A wreath is to be laid in memory of 11 cousins who have never returned home.
Auckland couple Stan and Kathy Hansen are preparing to journey to Ypres, Belgium to represent the family at a formal wreath laying ceremony on October 12 at the Menin Gate Memorial.
The Hansens, from Pt Chevalier, will be accompanied by other members of their family.
October 12 is the 99th anniversary of New Zealand’s greatest military disaster.
‘‘On October 12 1917, 845 New Zealanders were killed in one day in Passchendaele in Belgium.
‘‘This was the greatest loss of life in a single day in New Zealand’s history and resulted in significant losses for the extended Hansen family,’’ Stan says.
Forty-two young men from the Hansen family served in the New Zealand Expeditionary Force and the Australian Imperial Force.
‘‘Of these 42 men, 14 died and 11 remain buried in either France or Belgium.
‘‘It is these 11 Hansen men, cousins of my father, who never returned to New Zealand that I will be honouring with the laying of the wreath,’’ Stan says.
‘‘I feel incredibly honoured to have been invited to lay the wreath at the Menin Gate on behalf of these family members.’’
The Menin Gate Memorial to the Missing is dedicated to the British and Commonwealth soldiers who were killed in the Ypres salient of World War I.
It’s reserved for those whose graves are unknown.
‘‘The memorial is engraved with the 54,389 soldiers’ names who have no known graves,’’ Stan says.
While in Europe Stan and Kathy will retrace the footsteps of Stan’s father, Lieutenant Bert Hansen.
Bert was taken by the Germans as a prisoner of war in 1918.
Kathy is a family historian and author.
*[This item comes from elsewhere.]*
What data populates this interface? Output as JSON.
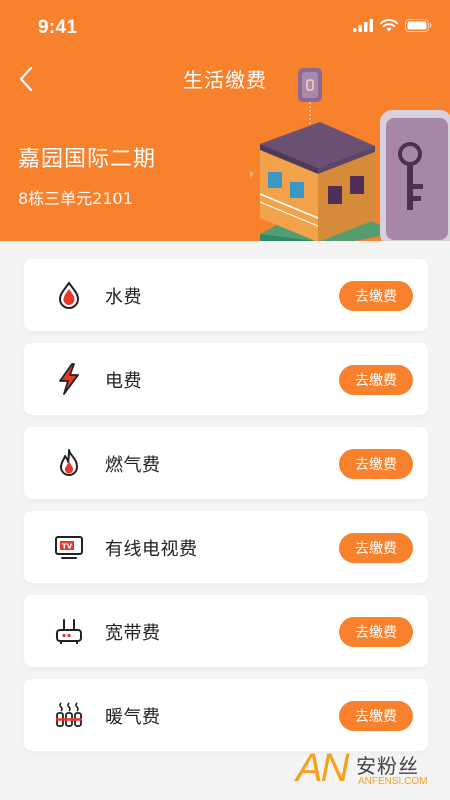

She was honoured this year with a Queen’s Service Medal (QSM) for her services to historical research.
With the support of researchers in Belgium and review of Bert Hansen’s memoir, Kathy will publish a book next year.
It will feature Bert Hansen’s two escapes from German prisons in 1918.
Stan and Kathy Hansen will represent the family at a ceremony at the Menin Gate Memorial in Ypres, Belgium.